Florian L. Waitl
I earned a B.A. in history from the University of Nevada, Reno in 2006. I continued my education and received my M.A. in military history from Norwich University in 2007. I am currently the Command Historian at the U.S. Army Engineer School at Fort Leonard Wood, Missouri as well as the Command Historian (Army National Guard Officer) of the New Mexico National Guard. I am also the Associate Vice President of Human Dimension Leadership Consulting (HDLC), where I provide strategic leadership and direction in long-range planning, program development and staff development. Finally, I coordinate and facilitate staff rides and other leadership development seminars and activities for corporate clients.

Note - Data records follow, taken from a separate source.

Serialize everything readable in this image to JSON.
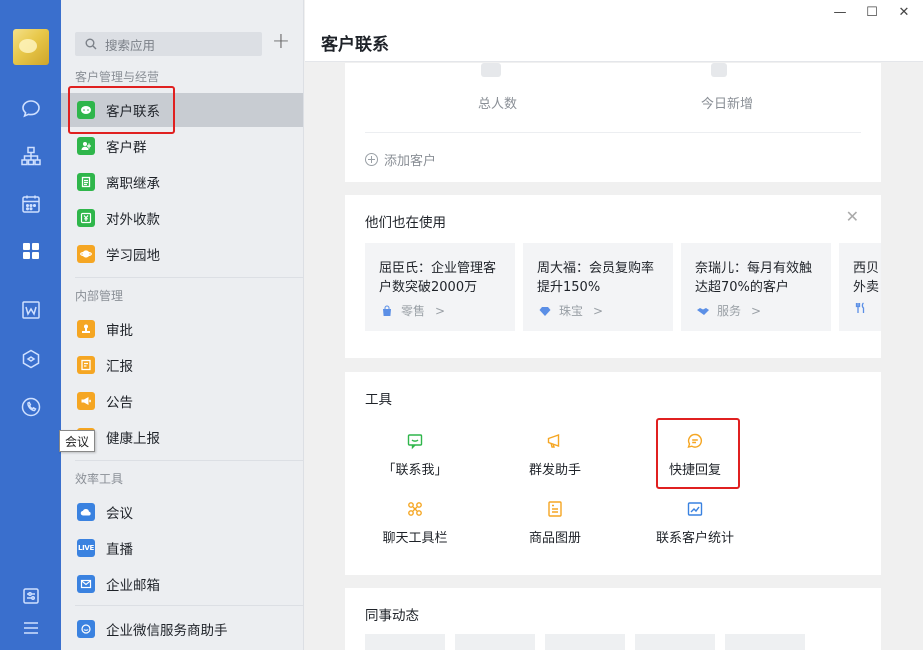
{
  "rail": {
    "icons": [
      "avatar",
      "chat-icon",
      "org-chart-icon",
      "calendar-icon",
      "apps-grid-icon",
      "doc-w-icon",
      "cube-icon",
      "phone-icon",
      "settings-icon",
      "menu-icon"
    ]
  },
  "sidebar": {
    "search_placeholder": "搜索应用",
    "sections": [
      {
        "title": "客户管理与经营",
        "items": [
          {
            "label": "客户联系",
            "color": "#2fb64b",
            "icon": "chat-bubble-icon",
            "active": true
          },
          {
            "label": "客户群",
            "color": "#2fb64b",
            "icon": "group-icon"
          },
          {
            "label": "离职继承",
            "color": "#2fb64b",
            "icon": "doc-icon"
          },
          {
            "label": "对外收款",
            "color": "#2fb64b",
            "icon": "payment-icon"
          },
          {
            "label": "学习园地",
            "color": "#f5a623",
            "icon": "planet-icon"
          }
        ]
      },
      {
        "title": "内部管理",
        "items": [
          {
            "label": "审批",
            "color": "#f5a623",
            "icon": "stamp-icon"
          },
          {
            "label": "汇报",
            "color": "#f5a623",
            "icon": "report-icon"
          },
          {
            "label": "公告",
            "color": "#f5a623",
            "icon": "megaphone-icon"
          },
          {
            "label": "健康上报",
            "color": "#f5a623",
            "icon": "health-icon"
          }
        ]
      },
      {
        "title": "效率工具",
        "items": [
          {
            "label": "会议",
            "color": "#3a82e0",
            "icon": "cloud-icon"
          },
          {
            "label": "直播",
            "color": "#3a82e0",
            "icon": "live-icon",
            "badge": "LIVE"
          },
          {
            "label": "企业邮箱",
            "color": "#3a82e0",
            "icon": "mail-icon"
          },
          {
            "label": "企业微信服务商助手",
            "color": "#3a82e0",
            "icon": "helper-icon"
          }
        ]
      }
    ],
    "tooltip": "会议"
  },
  "main": {
    "title": "客户联系",
    "window_controls": [
      "—",
      "☐",
      "✕"
    ],
    "stats": {
      "total_label": "总人数",
      "today_label": "今日新增"
    },
    "add_customer": "添加客户",
    "cases": {
      "title": "他们也在使用",
      "items": [
        {
          "text": "屈臣氏：企业管理客户数突破2000万",
          "tag": "零售",
          "tag_icon": "bag-icon"
        },
        {
          "text": "周大福：会员复购率提升150%",
          "tag": "珠宝",
          "tag_icon": "diamond-icon"
        },
        {
          "text": "奈瑞儿：每月有效触达超70%的客户",
          "tag": "服务",
          "tag_icon": "handshake-icon"
        },
        {
          "text": "西贝外卖",
          "tag": "",
          "tag_icon": "fork-icon"
        }
      ]
    },
    "tools": {
      "title": "工具",
      "items": [
        {
          "label": "「联系我」",
          "icon": "contact-me-icon",
          "color": "#2fb64b"
        },
        {
          "label": "群发助手",
          "icon": "broadcast-icon",
          "color": "#f5a623"
        },
        {
          "label": "快捷回复",
          "icon": "quick-reply-icon",
          "color": "#f5a623"
        },
        {
          "label": "聊天工具栏",
          "icon": "toolbar-icon",
          "color": "#f5a623"
        },
        {
          "label": "商品图册",
          "icon": "catalog-icon",
          "color": "#f5a623"
        },
        {
          "label": "联系客户统计",
          "icon": "stats-icon",
          "color": "#3a82e0"
        }
      ]
    },
    "activity": {
      "title": "同事动态"
    }
  }
}
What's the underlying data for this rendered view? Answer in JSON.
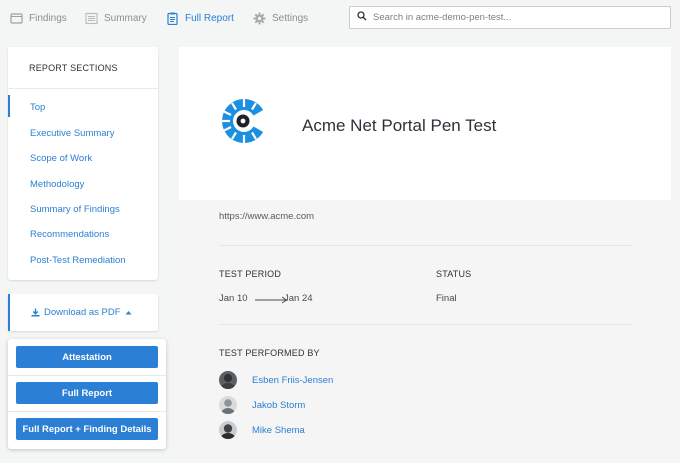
{
  "nav": {
    "tabs": [
      {
        "label": "Findings",
        "icon": "folder-icon",
        "active": false
      },
      {
        "label": "Summary",
        "icon": "list-icon",
        "active": false
      },
      {
        "label": "Full Report",
        "icon": "clipboard-icon",
        "active": true
      },
      {
        "label": "Settings",
        "icon": "gear-icon",
        "active": false
      }
    ],
    "search": {
      "placeholder": "Search in acme-demo-pen-test...",
      "value": ""
    }
  },
  "sidebar": {
    "title": "REPORT SECTIONS",
    "items": [
      {
        "label": "Top",
        "active": true
      },
      {
        "label": "Executive Summary"
      },
      {
        "label": "Scope of Work"
      },
      {
        "label": "Methodology"
      },
      {
        "label": "Summary of Findings"
      },
      {
        "label": "Recommendations"
      },
      {
        "label": "Post-Test Remediation"
      }
    ]
  },
  "download": {
    "label": "Download as PDF",
    "options": [
      "Attestation",
      "Full Report",
      "Full Report + Finding Details"
    ]
  },
  "report": {
    "title": "Acme Net Portal Pen Test",
    "url": "https://www.acme.com",
    "test_period_label": "TEST PERIOD",
    "period_start": "Jan 10",
    "period_end": "Jan 24",
    "status_label": "STATUS",
    "status_value": "Final",
    "performed_by_label": "TEST PERFORMED BY",
    "testers": [
      "Esben Friis-Jensen",
      "Jakob Storm",
      "Mike Shema"
    ]
  },
  "colors": {
    "accent": "#2b7fd4",
    "background": "#f4f5f5",
    "logo_blue": "#1d8fe0",
    "logo_dark": "#1f2327"
  }
}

The education I received at UNR was a great foundation for my career. From combat patrols in Afghanistan in the early 2010s as a social-cultural research manager, over fact-finding missions in Eastern Europe about the emerging “Russian threat” in 2016 as a military analyst, to battlefield studies and leader development on battlefields throughout the world as a facilitator, to supporting documentaries, to editing and writing a variety of Army publications and history books as a historian; the value of a solid education in history is priceless. You might not end up as a historian (I was lucky!) but the skills, insights and lessons you gain will be invaluable for your future career and life! “History Matters!” is not just a simple slogan for me but words of progress and action!”
As an undergraduate, I made the decision to major in history simply because I liked the subject. I had some great history teachers in high school who went beyond just having us memorize dates and I had a vague idea of following in their footsteps. I wanted to be the “cool” history teacher who actually made class fun, engaging and relevant, helping students see how history shapes our lives in the present.
Over the years my priorities changed and I decided being a high school teacher wasn’t the right path for me. However, I am still incredibly glad I stuck with history as a major because it helped me develop skills that I literally use every single day, in both my professional and personal life. Sometimes I utilize the actual knowledge that I gained in classes - I work for an international affairs school and it’s helpful to know how social, cultural and political trends have changed over time to impact the way people and countries interact with each other. But the most important skill my history degree taught me is the ability to think critically and carefully about the world around me. A globally connected internet means that we have more access to more knowledge than anyone else in human history. This means we need to be really good at interpreting that knowledge, determining what information is legitimate and what is false or even dangerous. My history degree gave me the skills to do this and as a result I feel very comfortable making decisions for myself about what information to trust.
If you are interested in learning more about how our current world works, history is absolutely the right major for you. The history faculty at the University of Nevada, Reno are fantastic and they will give you all the tools you need to be a well-informed global citizen.